===== Records for the task
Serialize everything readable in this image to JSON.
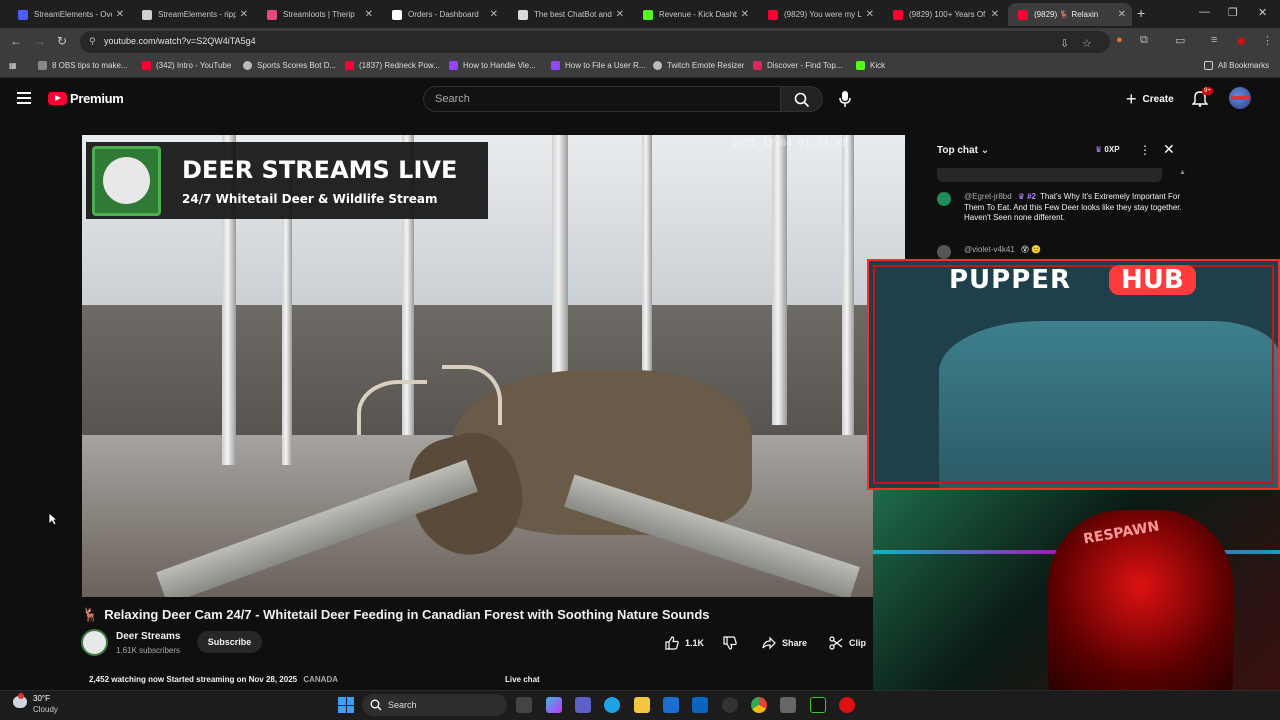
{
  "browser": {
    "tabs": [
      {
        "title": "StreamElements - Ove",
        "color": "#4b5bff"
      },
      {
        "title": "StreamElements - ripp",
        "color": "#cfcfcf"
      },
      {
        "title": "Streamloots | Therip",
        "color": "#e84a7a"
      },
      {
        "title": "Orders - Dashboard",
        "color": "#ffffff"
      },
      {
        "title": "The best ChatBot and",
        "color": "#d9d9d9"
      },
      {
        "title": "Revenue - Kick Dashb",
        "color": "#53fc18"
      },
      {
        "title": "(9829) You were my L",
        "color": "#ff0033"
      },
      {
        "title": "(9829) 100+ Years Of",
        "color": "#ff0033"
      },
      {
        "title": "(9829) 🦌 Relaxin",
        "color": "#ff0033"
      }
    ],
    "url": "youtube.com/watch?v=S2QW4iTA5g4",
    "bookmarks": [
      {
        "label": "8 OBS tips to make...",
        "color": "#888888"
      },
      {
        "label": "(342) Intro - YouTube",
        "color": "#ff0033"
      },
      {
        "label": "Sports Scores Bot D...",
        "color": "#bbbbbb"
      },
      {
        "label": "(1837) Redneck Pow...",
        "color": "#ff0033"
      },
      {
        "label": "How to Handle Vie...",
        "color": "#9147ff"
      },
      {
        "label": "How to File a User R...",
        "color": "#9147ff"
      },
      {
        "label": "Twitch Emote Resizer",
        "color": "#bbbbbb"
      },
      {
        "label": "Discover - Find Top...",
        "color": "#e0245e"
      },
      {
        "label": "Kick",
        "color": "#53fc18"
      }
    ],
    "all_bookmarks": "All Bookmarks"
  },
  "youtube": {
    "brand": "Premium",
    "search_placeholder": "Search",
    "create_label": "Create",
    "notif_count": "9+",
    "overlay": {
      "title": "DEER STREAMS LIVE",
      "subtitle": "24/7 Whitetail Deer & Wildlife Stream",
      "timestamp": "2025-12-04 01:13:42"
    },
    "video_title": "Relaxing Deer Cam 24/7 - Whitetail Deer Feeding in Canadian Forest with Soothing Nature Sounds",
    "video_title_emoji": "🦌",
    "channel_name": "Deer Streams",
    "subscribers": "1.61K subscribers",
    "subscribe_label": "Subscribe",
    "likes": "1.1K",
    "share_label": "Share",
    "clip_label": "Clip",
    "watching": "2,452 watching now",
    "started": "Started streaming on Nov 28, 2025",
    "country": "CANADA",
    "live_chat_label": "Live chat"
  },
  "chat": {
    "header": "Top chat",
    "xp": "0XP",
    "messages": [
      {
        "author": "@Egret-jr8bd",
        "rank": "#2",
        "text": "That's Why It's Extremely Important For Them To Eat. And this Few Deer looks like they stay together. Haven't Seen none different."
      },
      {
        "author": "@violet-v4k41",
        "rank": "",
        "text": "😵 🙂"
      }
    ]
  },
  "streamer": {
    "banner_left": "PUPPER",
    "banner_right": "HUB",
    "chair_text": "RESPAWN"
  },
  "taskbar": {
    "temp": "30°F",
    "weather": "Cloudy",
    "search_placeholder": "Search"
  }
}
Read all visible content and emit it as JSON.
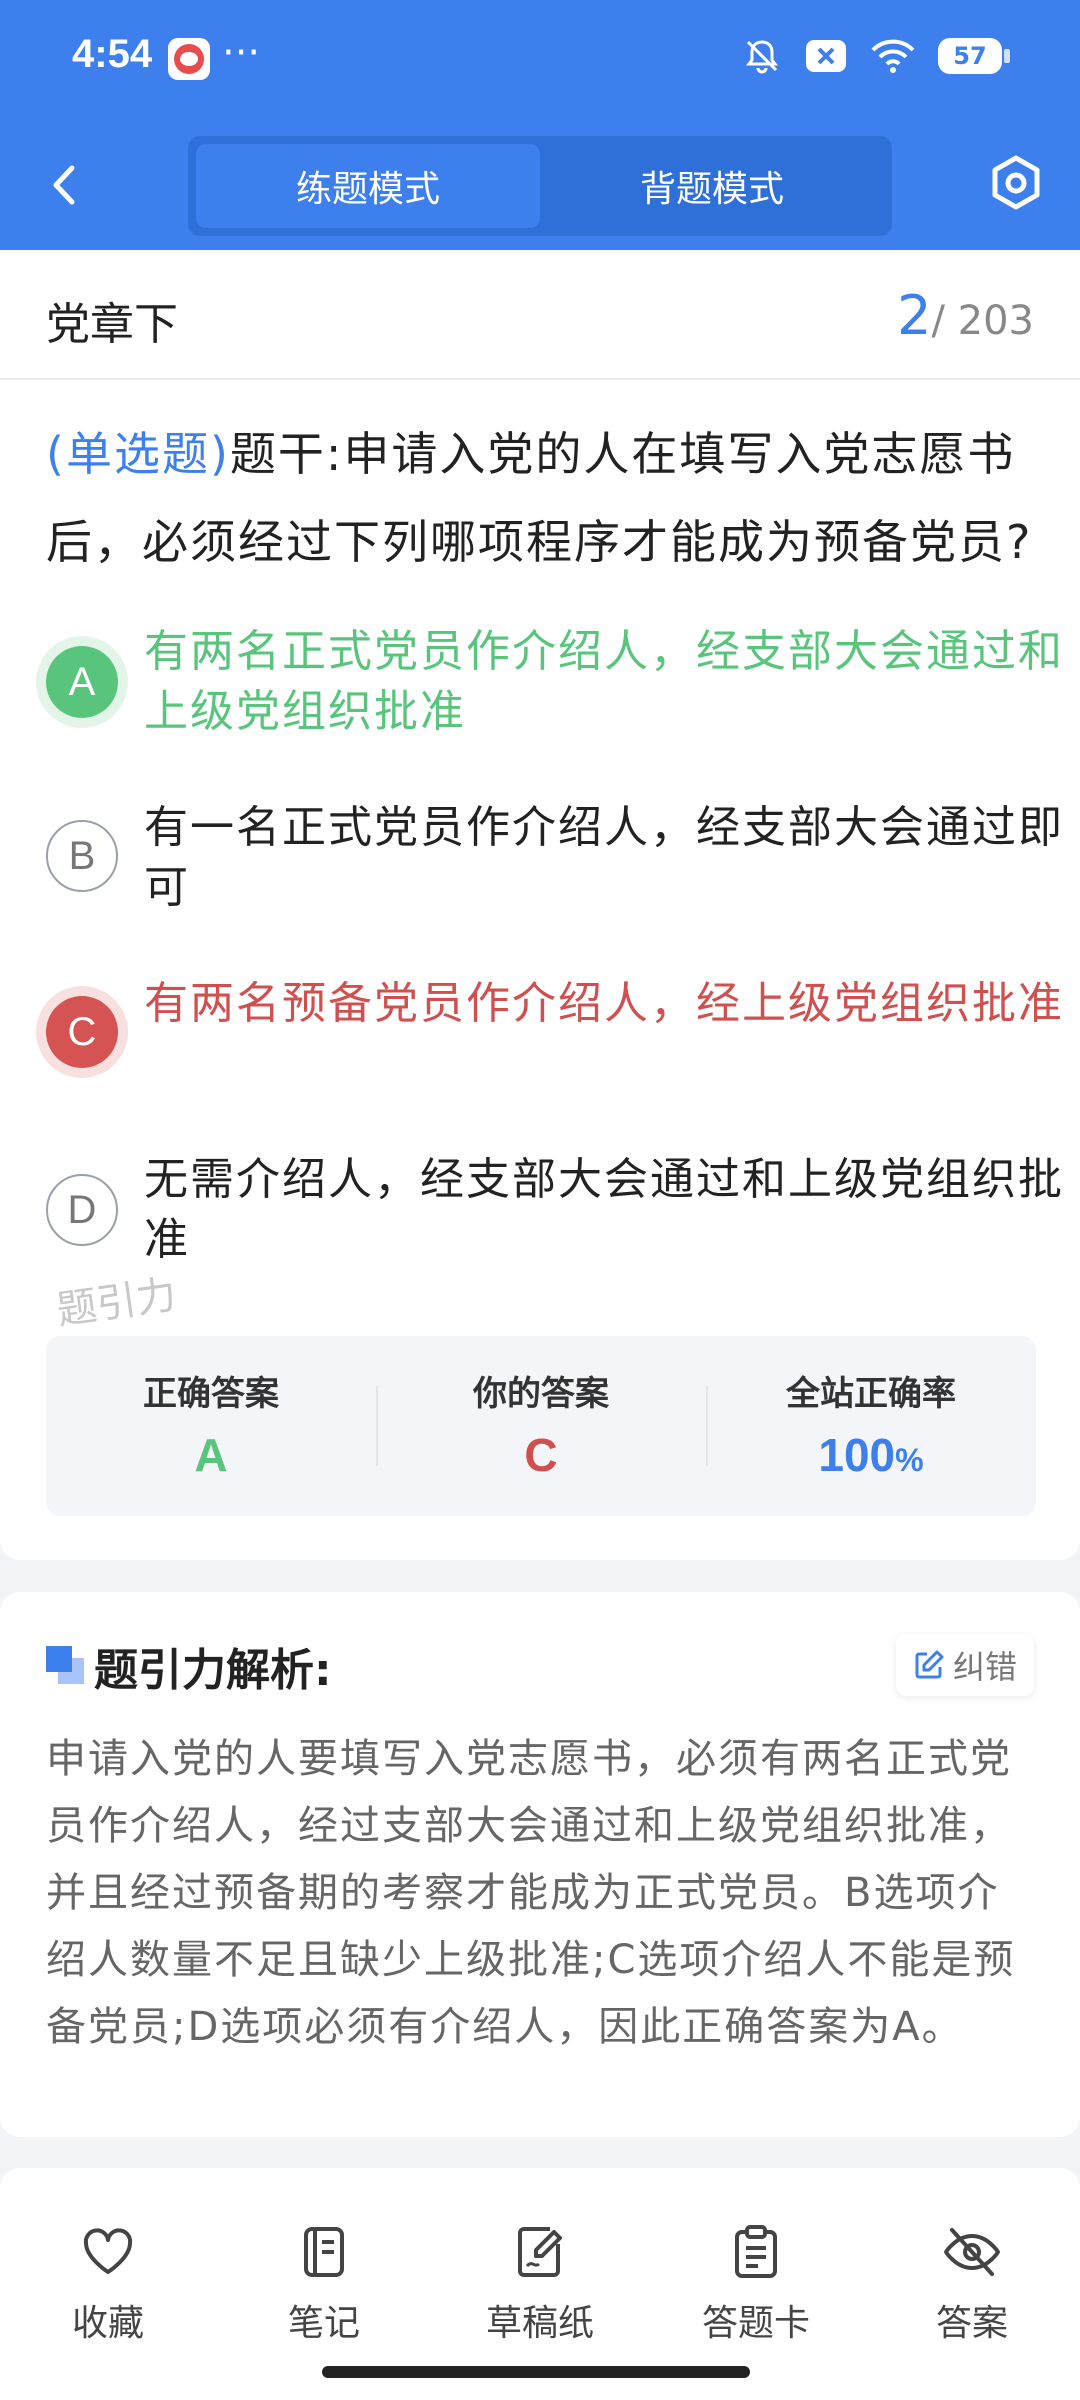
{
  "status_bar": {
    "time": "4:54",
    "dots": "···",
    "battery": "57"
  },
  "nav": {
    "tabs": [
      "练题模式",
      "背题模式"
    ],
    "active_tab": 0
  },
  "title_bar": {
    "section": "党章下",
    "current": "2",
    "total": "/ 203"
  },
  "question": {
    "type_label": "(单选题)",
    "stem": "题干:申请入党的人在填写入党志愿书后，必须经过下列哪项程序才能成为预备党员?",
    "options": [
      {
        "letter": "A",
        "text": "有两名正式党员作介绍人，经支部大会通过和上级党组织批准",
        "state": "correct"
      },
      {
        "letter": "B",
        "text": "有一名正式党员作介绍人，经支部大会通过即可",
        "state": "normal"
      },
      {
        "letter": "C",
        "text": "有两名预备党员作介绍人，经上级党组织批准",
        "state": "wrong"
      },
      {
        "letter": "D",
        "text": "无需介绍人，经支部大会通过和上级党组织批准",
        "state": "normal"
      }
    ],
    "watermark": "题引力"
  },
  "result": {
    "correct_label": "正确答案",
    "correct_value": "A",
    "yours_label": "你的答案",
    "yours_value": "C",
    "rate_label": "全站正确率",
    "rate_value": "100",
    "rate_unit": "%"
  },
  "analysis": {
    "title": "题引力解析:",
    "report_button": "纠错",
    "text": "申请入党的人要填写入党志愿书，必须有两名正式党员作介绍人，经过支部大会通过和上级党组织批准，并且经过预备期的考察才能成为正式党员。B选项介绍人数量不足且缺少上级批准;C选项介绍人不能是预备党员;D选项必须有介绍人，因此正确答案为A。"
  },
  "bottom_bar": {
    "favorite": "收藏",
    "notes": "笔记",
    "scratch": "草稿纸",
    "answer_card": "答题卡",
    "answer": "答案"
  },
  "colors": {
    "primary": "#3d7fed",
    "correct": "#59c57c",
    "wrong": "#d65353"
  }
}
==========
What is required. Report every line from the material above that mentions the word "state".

Reply.
        "state": "correct"
        "state": "normal"
        "state": "wrong"
        "state": "normal"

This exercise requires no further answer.